DATA RECORDS below:

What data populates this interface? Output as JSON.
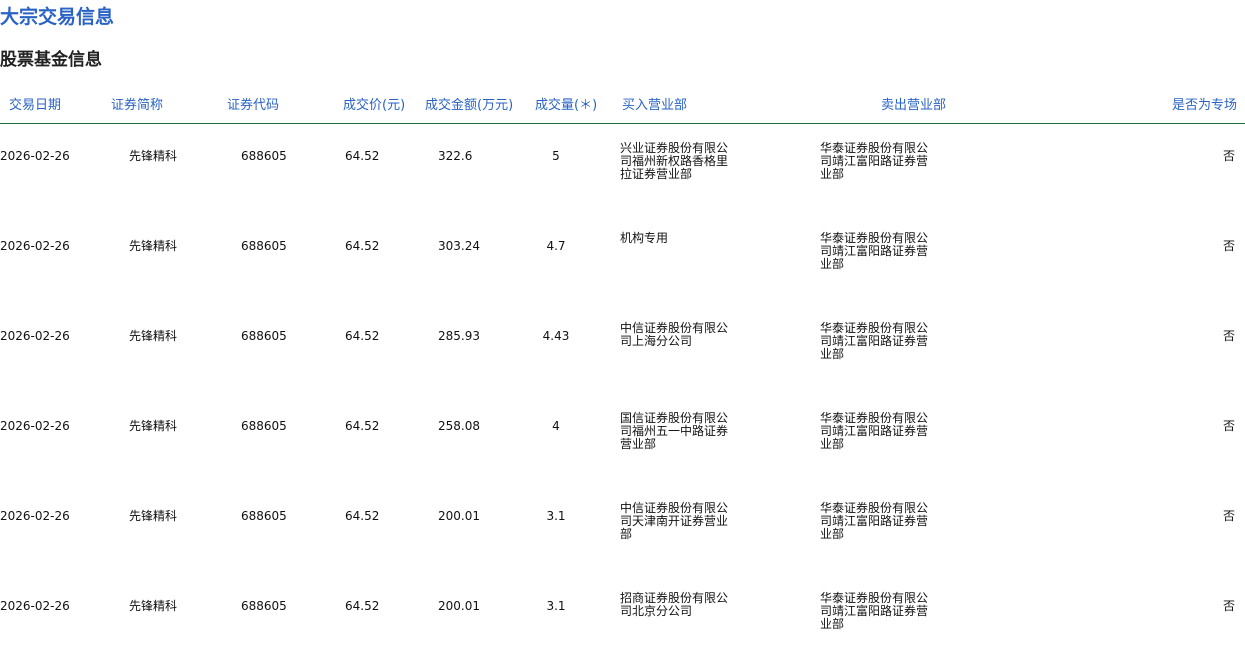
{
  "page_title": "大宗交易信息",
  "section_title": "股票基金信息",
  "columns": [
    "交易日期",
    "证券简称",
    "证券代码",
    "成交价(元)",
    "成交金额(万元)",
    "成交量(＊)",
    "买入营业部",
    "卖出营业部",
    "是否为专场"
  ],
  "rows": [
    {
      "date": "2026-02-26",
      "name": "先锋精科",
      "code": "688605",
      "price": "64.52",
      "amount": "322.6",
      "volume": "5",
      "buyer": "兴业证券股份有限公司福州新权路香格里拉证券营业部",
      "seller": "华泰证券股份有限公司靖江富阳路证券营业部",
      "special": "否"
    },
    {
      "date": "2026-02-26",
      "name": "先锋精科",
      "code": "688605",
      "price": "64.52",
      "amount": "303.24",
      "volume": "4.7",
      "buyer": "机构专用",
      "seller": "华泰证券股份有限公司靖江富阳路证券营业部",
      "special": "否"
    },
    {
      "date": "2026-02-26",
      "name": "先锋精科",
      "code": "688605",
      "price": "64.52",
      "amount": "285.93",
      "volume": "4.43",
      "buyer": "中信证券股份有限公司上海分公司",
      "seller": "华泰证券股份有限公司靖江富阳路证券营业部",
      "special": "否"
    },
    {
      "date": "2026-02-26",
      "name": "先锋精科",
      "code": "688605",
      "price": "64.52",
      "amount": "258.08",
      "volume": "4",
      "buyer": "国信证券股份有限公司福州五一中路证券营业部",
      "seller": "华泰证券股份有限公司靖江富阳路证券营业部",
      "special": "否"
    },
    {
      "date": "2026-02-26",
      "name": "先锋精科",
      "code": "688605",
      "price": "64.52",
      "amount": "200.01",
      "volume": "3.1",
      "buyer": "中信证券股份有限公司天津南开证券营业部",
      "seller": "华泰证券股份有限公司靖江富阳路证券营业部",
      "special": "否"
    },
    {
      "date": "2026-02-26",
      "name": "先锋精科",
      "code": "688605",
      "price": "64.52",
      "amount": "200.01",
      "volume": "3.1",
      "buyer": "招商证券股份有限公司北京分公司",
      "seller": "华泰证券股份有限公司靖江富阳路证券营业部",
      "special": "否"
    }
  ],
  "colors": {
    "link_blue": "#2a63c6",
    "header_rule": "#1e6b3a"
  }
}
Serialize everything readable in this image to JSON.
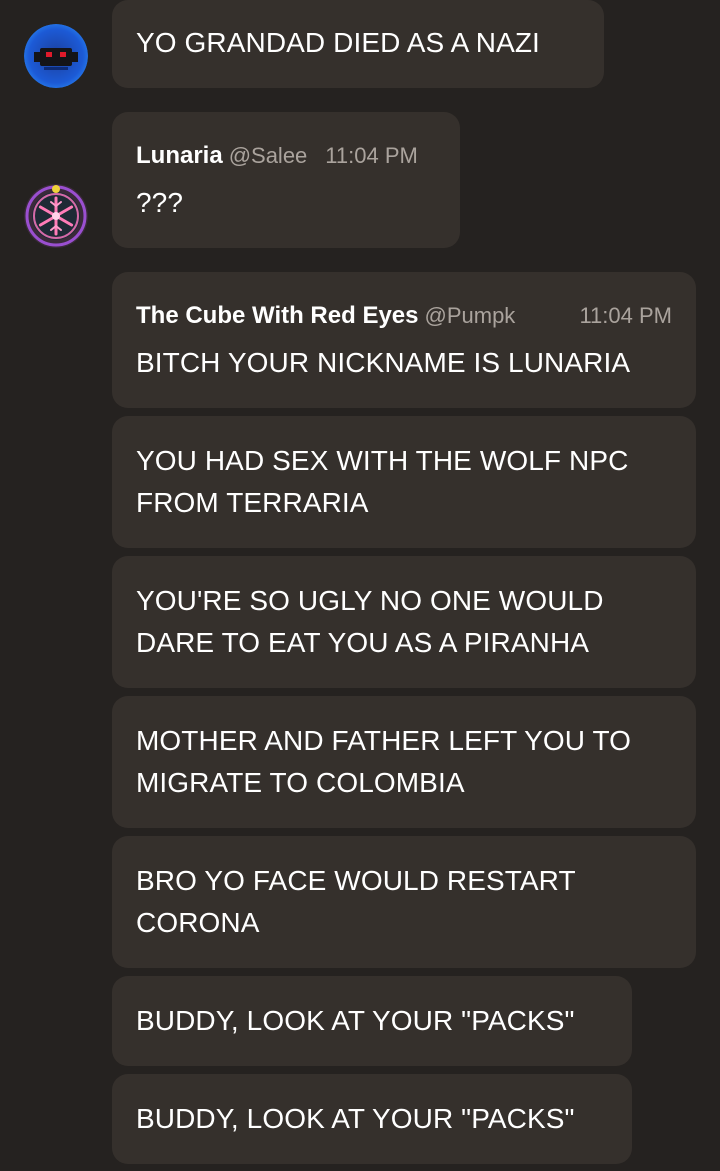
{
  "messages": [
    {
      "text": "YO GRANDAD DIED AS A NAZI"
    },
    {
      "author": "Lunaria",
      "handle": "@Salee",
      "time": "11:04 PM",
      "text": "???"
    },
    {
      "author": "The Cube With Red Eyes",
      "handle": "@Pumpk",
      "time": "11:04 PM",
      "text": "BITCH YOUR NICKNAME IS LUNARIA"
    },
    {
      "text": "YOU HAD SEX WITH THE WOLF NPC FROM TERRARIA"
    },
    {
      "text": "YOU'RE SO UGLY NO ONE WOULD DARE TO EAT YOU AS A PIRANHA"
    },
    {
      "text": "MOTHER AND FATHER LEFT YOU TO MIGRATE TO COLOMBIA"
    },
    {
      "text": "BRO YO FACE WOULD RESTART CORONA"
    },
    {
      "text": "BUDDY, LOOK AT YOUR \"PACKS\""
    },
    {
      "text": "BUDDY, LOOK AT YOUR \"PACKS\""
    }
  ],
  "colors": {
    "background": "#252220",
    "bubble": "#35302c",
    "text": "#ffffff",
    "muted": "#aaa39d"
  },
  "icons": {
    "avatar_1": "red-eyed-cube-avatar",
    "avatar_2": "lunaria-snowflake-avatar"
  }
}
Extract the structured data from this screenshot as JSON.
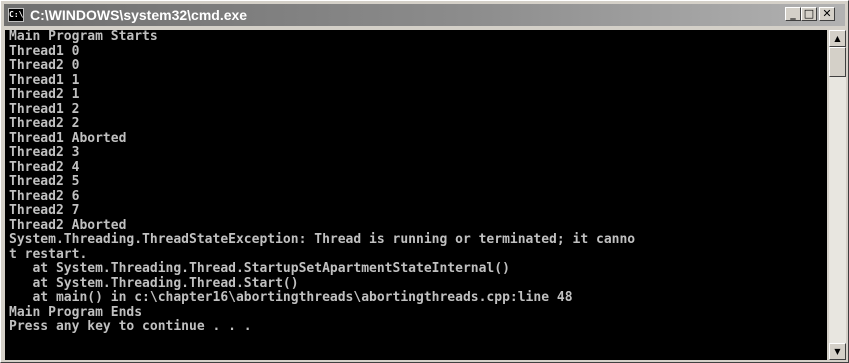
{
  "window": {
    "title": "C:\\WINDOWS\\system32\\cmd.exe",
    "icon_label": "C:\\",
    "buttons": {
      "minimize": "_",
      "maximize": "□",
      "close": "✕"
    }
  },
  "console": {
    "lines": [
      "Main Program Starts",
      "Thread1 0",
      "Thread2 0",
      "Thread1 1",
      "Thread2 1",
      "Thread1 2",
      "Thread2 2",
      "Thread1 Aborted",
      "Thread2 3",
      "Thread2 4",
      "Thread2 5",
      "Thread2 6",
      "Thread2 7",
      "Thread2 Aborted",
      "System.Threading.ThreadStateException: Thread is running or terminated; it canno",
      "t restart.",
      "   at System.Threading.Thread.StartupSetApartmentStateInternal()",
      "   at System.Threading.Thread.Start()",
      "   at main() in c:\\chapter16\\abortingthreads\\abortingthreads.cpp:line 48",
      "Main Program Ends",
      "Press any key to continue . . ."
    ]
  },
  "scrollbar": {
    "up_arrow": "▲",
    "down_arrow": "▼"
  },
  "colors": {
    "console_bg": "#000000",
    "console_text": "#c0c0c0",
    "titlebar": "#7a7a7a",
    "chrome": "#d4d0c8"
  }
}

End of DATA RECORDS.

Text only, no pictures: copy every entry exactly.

What data populates this interface? Output as JSON.
{
  "page_title": "大宗交易信息",
  "section_title": "股票基金信息",
  "columns": [
    "交易日期",
    "证券简称",
    "证券代码",
    "成交价(元)",
    "成交金额(万元)",
    "成交量(＊)",
    "买入营业部",
    "卖出营业部",
    "是否为专场"
  ],
  "rows": [
    {
      "date": "2026-02-26",
      "name": "先锋精科",
      "code": "688605",
      "price": "64.52",
      "amount": "322.6",
      "volume": "5",
      "buyer": "兴业证券股份有限公司福州新权路香格里拉证券营业部",
      "seller": "华泰证券股份有限公司靖江富阳路证券营业部",
      "special": "否"
    },
    {
      "date": "2026-02-26",
      "name": "先锋精科",
      "code": "688605",
      "price": "64.52",
      "amount": "303.24",
      "volume": "4.7",
      "buyer": "机构专用",
      "seller": "华泰证券股份有限公司靖江富阳路证券营业部",
      "special": "否"
    },
    {
      "date": "2026-02-26",
      "name": "先锋精科",
      "code": "688605",
      "price": "64.52",
      "amount": "285.93",
      "volume": "4.43",
      "buyer": "中信证券股份有限公司上海分公司",
      "seller": "华泰证券股份有限公司靖江富阳路证券营业部",
      "special": "否"
    },
    {
      "date": "2026-02-26",
      "name": "先锋精科",
      "code": "688605",
      "price": "64.52",
      "amount": "258.08",
      "volume": "4",
      "buyer": "国信证券股份有限公司福州五一中路证券营业部",
      "seller": "华泰证券股份有限公司靖江富阳路证券营业部",
      "special": "否"
    },
    {
      "date": "2026-02-26",
      "name": "先锋精科",
      "code": "688605",
      "price": "64.52",
      "amount": "200.01",
      "volume": "3.1",
      "buyer": "中信证券股份有限公司天津南开证券营业部",
      "seller": "华泰证券股份有限公司靖江富阳路证券营业部",
      "special": "否"
    },
    {
      "date": "2026-02-26",
      "name": "先锋精科",
      "code": "688605",
      "price": "64.52",
      "amount": "200.01",
      "volume": "3.1",
      "buyer": "招商证券股份有限公司北京分公司",
      "seller": "华泰证券股份有限公司靖江富阳路证券营业部",
      "special": "否"
    }
  ],
  "colors": {
    "link_blue": "#2a63c6",
    "header_rule": "#1e6b3a"
  }
}
Serialize everything readable in this image to JSON.
{
  "messages": [
    {
      "text": "YO GRANDAD DIED AS A NAZI"
    },
    {
      "author": "Lunaria",
      "handle": "@Salee",
      "time": "11:04 PM",
      "text": "???"
    },
    {
      "author": "The Cube With Red Eyes",
      "handle": "@Pumpk",
      "time": "11:04 PM",
      "text": "BITCH YOUR NICKNAME IS LUNARIA"
    },
    {
      "text": "YOU HAD SEX WITH THE WOLF NPC FROM TERRARIA"
    },
    {
      "text": "YOU'RE SO UGLY NO ONE WOULD DARE TO EAT YOU AS A PIRANHA"
    },
    {
      "text": "MOTHER AND FATHER LEFT YOU TO MIGRATE TO COLOMBIA"
    },
    {
      "text": "BRO YO FACE WOULD RESTART CORONA"
    },
    {
      "text": "BUDDY, LOOK AT YOUR \"PACKS\""
    },
    {
      "text": "BUDDY, LOOK AT YOUR \"PACKS\""
    }
  ],
  "colors": {
    "background": "#252220",
    "bubble": "#35302c",
    "text": "#ffffff",
    "muted": "#aaa39d"
  },
  "icons": {
    "avatar_1": "red-eyed-cube-avatar",
    "avatar_2": "lunaria-snowflake-avatar"
  }
}
Extract the structured data from this screenshot as JSON.
{
  "window": {
    "title": "C:\\WINDOWS\\system32\\cmd.exe",
    "icon_label": "C:\\",
    "buttons": {
      "minimize": "_",
      "maximize": "□",
      "close": "✕"
    }
  },
  "console": {
    "lines": [
      "Main Program Starts",
      "Thread1 0",
      "Thread2 0",
      "Thread1 1",
      "Thread2 1",
      "Thread1 2",
      "Thread2 2",
      "Thread1 Aborted",
      "Thread2 3",
      "Thread2 4",
      "Thread2 5",
      "Thread2 6",
      "Thread2 7",
      "Thread2 Aborted",
      "System.Threading.ThreadStateException: Thread is running or terminated; it canno",
      "t restart.",
      "   at System.Threading.Thread.StartupSetApartmentStateInternal()",
      "   at System.Threading.Thread.Start()",
      "   at main() in c:\\chapter16\\abortingthreads\\abortingthreads.cpp:line 48",
      "Main Program Ends",
      "Press any key to continue . . ."
    ]
  },
  "scrollbar": {
    "up_arrow": "▲",
    "down_arrow": "▼"
  },
  "colors": {
    "console_bg": "#000000",
    "console_text": "#c0c0c0",
    "titlebar": "#7a7a7a",
    "chrome": "#d4d0c8"
  }
}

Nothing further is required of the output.